- _Task description_
Wherever the string "symbol" appears in the entries below, return the line that holds it.
:: Recorded data
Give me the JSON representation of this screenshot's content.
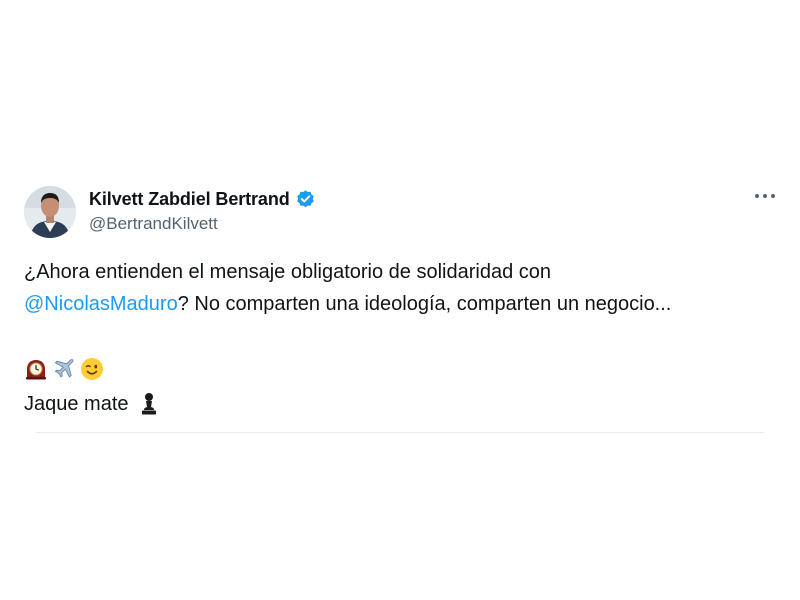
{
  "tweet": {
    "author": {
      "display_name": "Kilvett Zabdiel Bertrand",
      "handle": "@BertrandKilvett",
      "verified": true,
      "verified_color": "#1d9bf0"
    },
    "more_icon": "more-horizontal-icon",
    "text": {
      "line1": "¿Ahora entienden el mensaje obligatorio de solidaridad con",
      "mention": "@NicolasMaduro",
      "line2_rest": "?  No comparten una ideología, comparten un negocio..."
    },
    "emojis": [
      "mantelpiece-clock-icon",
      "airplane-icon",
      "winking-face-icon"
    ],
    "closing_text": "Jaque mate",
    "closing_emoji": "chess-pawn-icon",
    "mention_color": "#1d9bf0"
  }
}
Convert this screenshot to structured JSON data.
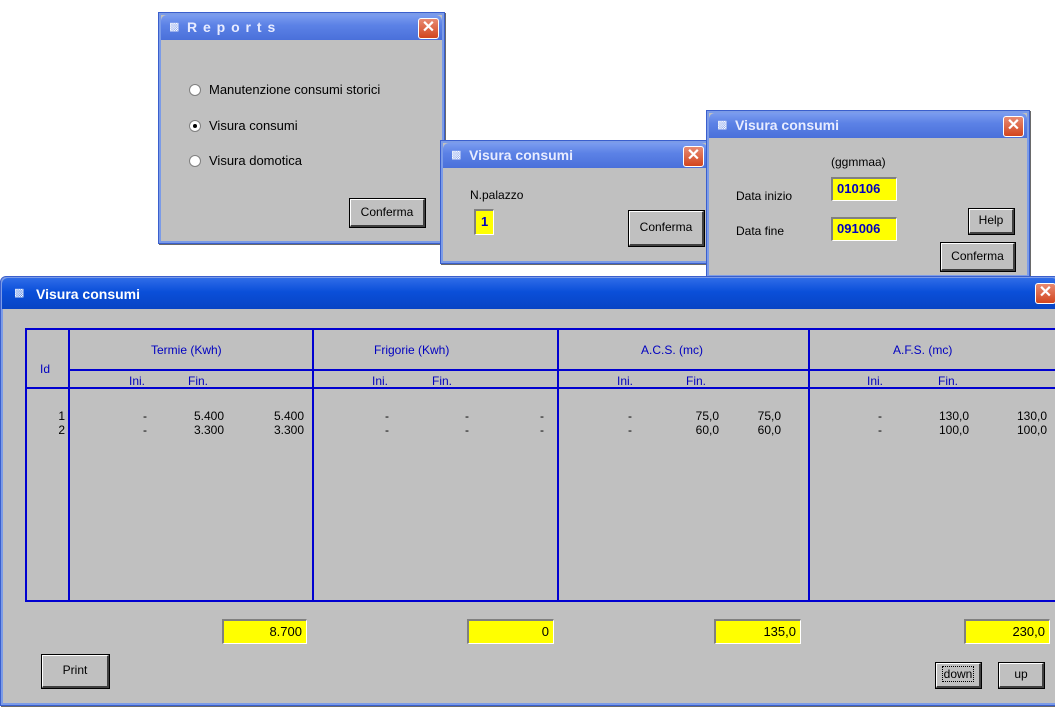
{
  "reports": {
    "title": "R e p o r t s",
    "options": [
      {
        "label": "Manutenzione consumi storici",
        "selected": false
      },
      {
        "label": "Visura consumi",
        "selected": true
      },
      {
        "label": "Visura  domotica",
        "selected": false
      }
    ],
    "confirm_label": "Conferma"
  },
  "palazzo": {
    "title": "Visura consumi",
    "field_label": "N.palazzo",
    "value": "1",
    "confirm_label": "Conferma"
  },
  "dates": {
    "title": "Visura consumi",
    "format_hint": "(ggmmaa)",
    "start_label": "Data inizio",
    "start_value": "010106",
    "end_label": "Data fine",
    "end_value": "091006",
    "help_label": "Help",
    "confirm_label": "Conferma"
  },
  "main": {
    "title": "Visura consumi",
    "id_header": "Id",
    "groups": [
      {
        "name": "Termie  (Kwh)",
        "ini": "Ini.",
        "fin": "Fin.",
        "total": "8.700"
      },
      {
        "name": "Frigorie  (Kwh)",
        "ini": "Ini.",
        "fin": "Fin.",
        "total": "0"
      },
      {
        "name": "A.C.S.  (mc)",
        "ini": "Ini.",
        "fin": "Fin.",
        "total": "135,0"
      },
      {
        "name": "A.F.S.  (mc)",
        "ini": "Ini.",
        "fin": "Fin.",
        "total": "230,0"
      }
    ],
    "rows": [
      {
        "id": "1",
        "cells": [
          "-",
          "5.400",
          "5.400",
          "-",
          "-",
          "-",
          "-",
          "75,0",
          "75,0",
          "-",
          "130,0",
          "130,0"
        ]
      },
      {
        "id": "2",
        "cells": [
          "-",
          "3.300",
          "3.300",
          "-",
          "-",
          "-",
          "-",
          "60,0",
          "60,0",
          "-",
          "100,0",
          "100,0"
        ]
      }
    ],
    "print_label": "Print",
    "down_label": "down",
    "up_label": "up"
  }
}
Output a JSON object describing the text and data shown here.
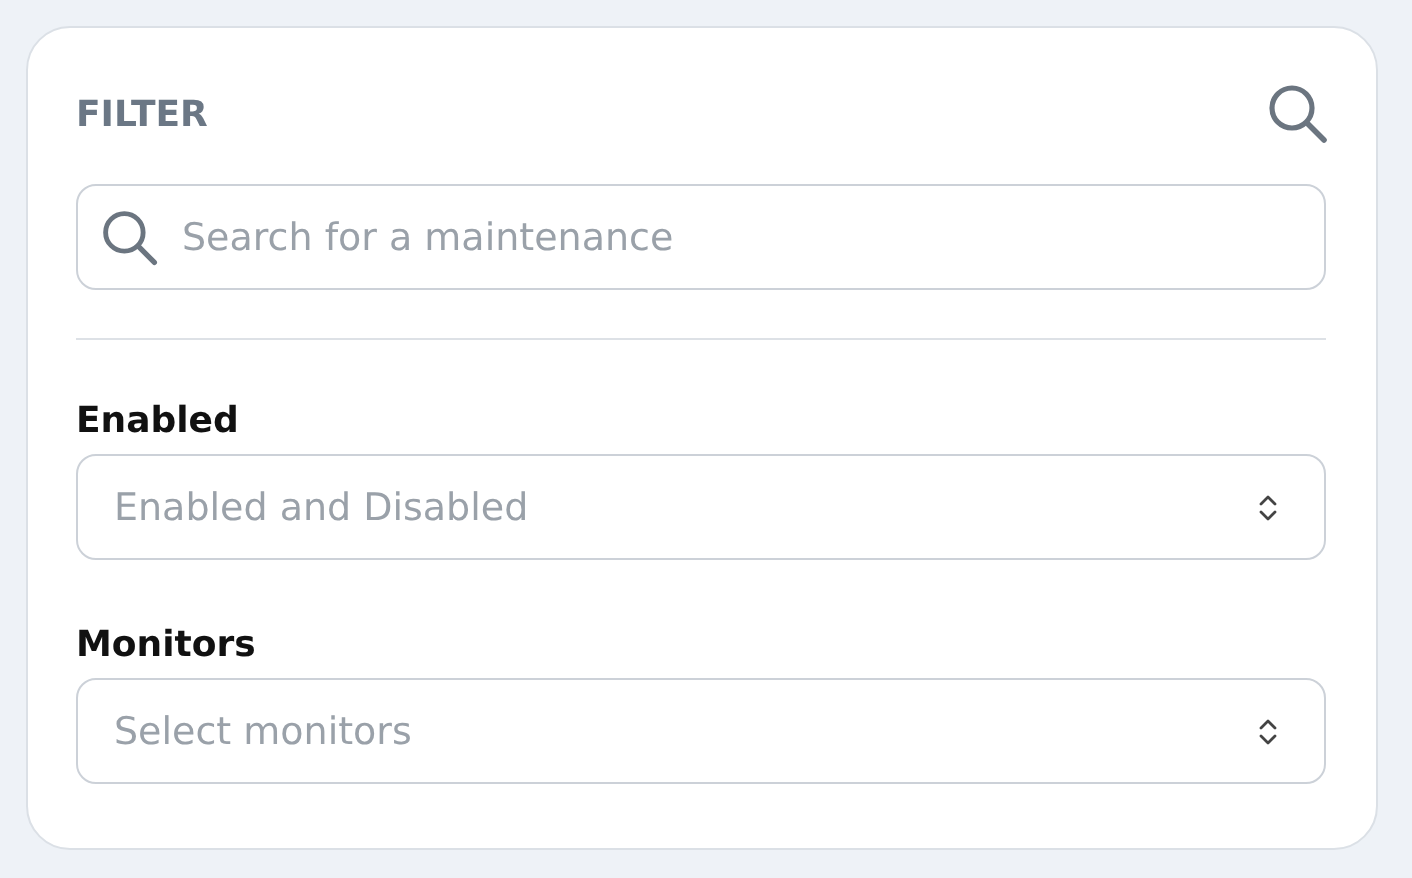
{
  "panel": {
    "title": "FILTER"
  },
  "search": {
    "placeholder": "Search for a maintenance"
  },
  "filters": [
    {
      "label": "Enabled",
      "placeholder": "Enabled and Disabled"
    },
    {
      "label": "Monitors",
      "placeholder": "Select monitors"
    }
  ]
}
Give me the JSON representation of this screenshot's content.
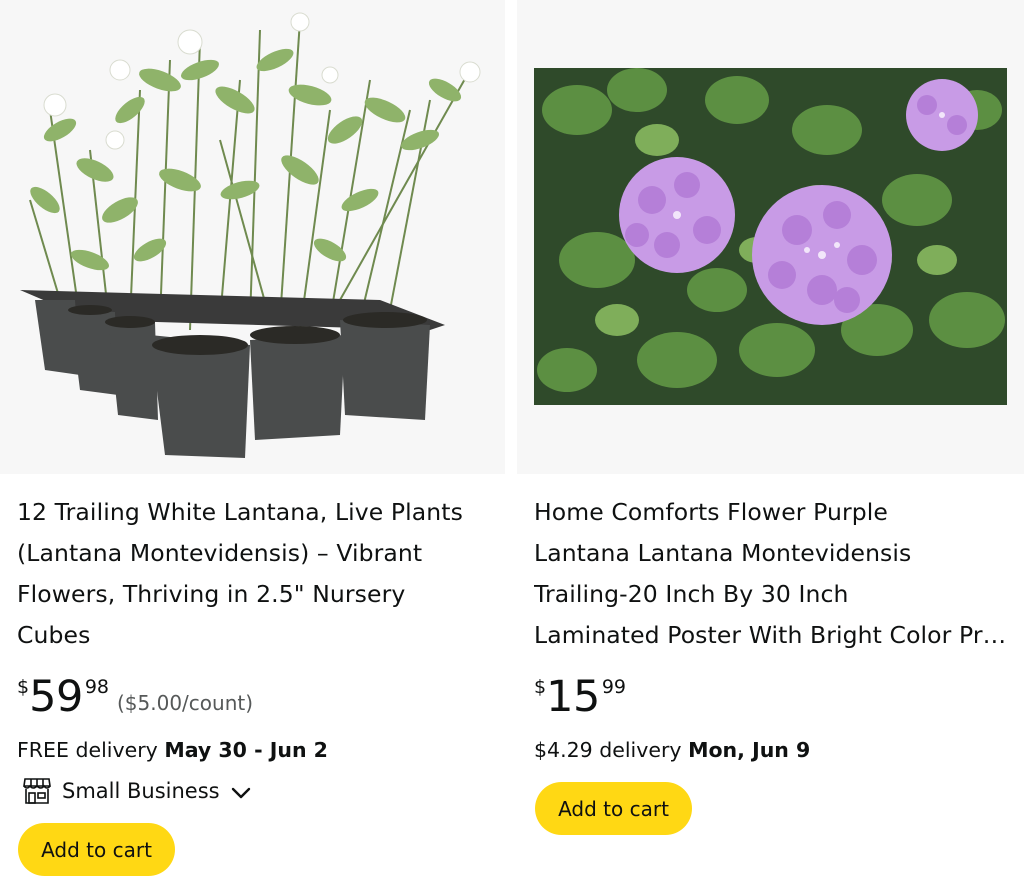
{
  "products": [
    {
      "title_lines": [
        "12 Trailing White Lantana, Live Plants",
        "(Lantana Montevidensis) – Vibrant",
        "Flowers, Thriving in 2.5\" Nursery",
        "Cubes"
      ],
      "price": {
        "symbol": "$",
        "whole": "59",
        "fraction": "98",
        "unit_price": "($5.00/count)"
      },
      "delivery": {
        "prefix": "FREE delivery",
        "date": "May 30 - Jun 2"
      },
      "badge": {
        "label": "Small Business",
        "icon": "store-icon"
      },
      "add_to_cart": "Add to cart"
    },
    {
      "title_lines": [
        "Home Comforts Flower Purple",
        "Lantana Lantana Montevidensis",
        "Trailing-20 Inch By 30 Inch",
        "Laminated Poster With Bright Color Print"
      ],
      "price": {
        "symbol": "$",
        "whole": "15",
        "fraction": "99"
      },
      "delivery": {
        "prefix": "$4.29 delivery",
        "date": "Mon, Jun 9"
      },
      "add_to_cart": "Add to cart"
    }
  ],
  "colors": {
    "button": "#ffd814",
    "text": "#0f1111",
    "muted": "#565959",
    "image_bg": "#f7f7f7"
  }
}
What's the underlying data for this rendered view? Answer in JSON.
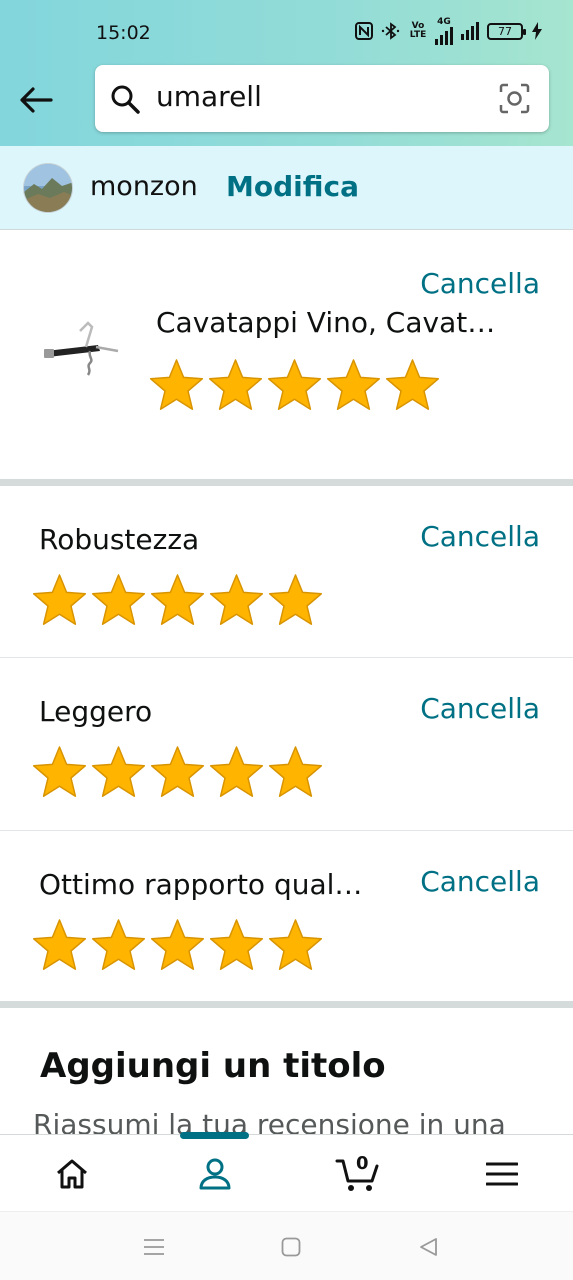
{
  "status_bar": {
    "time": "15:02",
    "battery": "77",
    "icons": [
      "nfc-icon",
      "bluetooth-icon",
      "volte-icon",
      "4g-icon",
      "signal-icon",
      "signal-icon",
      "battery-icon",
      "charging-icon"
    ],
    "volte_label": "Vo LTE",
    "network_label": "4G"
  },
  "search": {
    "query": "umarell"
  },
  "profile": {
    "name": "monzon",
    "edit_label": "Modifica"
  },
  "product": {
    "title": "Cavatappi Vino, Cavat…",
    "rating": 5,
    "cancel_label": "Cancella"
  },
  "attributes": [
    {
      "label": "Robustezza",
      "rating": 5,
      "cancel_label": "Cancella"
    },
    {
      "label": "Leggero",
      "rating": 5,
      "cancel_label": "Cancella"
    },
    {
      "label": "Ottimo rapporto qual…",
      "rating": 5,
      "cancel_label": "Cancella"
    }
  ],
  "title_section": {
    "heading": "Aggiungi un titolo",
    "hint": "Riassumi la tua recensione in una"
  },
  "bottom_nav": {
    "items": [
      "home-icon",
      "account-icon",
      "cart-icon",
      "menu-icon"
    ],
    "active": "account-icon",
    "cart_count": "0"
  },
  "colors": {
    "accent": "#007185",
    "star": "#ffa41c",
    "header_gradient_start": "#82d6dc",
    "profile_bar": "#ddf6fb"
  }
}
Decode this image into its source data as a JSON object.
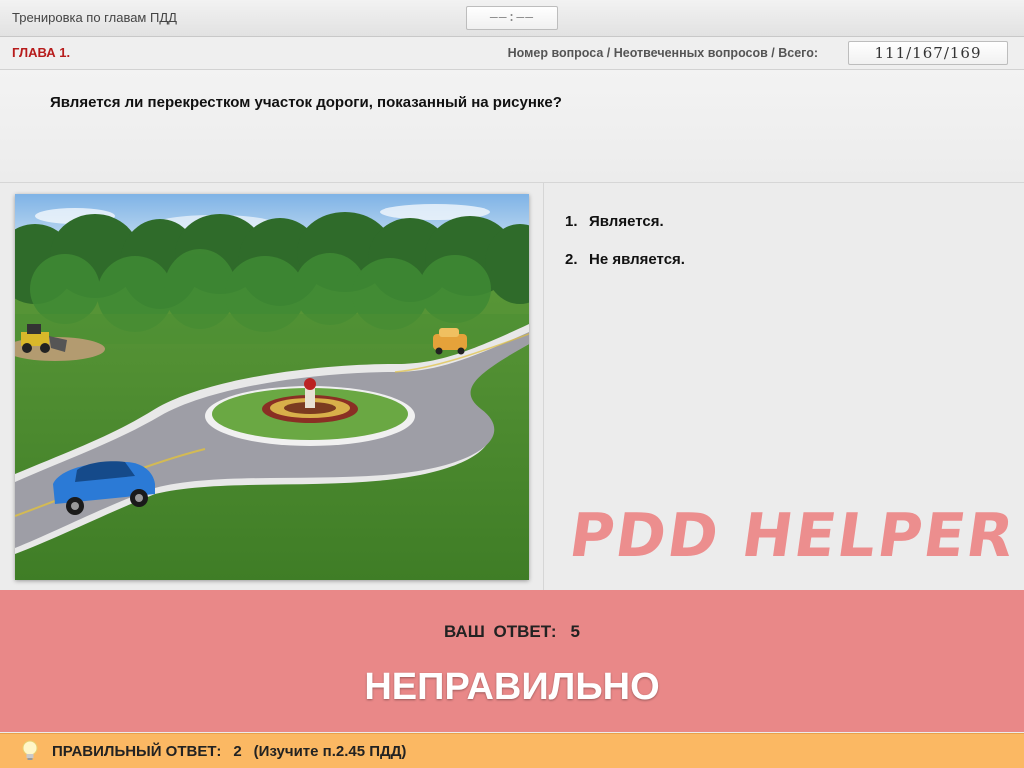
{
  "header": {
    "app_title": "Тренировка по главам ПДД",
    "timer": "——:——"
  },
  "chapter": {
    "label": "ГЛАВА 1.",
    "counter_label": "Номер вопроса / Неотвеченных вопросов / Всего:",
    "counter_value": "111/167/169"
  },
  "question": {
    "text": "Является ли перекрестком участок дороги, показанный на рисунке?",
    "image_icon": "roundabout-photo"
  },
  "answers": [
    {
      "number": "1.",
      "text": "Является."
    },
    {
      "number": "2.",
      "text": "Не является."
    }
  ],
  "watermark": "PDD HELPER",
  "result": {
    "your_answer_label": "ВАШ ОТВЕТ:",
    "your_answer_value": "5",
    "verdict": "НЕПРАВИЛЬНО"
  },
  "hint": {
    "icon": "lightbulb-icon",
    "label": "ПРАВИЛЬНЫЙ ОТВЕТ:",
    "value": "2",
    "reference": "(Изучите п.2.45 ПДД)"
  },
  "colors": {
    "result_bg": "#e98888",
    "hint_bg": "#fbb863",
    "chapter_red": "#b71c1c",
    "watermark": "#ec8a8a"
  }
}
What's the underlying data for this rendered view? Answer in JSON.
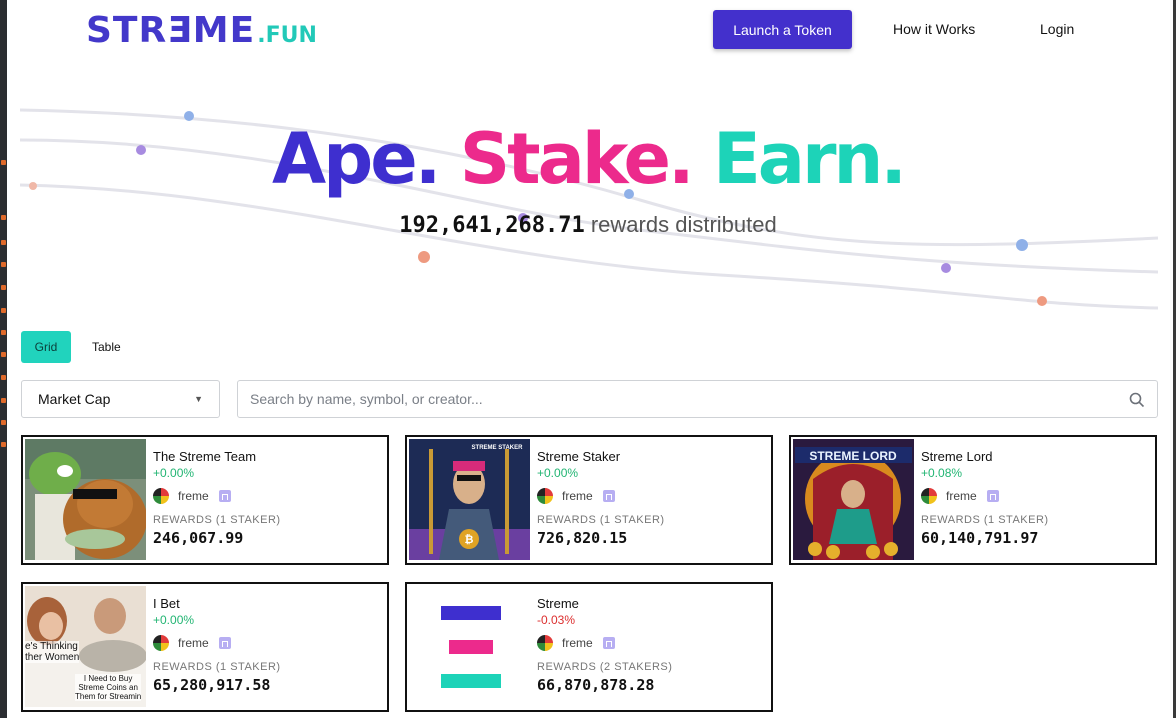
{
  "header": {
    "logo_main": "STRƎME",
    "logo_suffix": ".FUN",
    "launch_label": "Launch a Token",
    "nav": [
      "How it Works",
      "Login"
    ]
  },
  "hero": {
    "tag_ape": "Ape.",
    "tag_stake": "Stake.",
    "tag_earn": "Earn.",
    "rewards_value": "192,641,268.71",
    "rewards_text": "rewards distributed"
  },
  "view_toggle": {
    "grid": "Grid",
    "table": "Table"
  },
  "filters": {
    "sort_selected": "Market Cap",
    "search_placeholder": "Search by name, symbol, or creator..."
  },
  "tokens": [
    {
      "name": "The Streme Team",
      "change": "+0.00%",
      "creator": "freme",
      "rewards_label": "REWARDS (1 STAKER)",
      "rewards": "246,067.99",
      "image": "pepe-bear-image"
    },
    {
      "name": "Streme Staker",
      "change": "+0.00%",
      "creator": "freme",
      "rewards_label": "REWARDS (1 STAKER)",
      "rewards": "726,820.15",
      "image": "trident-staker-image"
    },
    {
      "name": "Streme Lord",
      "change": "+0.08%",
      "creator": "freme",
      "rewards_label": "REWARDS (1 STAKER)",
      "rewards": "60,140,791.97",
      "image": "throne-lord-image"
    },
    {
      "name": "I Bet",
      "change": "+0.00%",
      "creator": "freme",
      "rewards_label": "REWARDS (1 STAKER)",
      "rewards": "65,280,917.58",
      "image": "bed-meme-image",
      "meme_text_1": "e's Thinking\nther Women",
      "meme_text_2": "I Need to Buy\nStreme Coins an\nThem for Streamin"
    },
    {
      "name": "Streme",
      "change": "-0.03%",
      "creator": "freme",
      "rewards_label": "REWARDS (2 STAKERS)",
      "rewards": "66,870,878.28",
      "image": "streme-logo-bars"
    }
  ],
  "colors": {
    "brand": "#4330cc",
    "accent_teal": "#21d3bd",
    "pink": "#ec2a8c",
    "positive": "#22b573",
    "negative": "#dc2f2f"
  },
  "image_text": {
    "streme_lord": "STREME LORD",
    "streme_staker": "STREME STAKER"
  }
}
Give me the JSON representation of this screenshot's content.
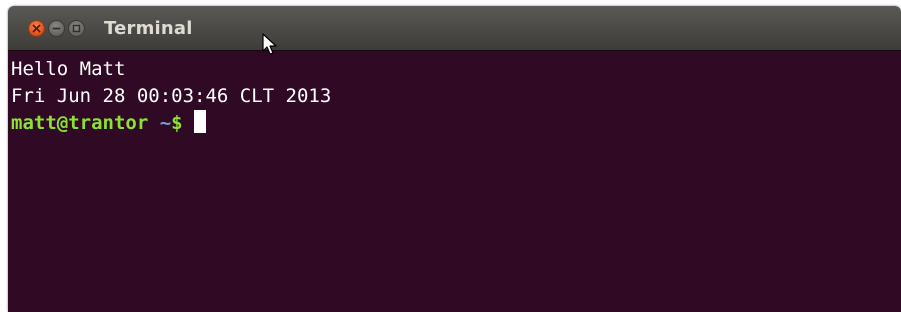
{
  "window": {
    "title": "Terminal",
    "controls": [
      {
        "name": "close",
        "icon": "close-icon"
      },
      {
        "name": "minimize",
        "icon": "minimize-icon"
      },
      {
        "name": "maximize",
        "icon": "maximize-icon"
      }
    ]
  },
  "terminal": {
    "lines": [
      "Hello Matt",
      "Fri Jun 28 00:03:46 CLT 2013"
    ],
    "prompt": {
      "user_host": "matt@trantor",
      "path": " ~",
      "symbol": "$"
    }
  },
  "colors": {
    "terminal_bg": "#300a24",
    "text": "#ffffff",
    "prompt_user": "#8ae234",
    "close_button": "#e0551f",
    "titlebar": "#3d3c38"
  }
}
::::
- _Completed exercise_
        "symbol": "$",
        "symbol": "$",
    "search_placeholder": "Search by name, symbol, or creator..."
      "symbol": "$"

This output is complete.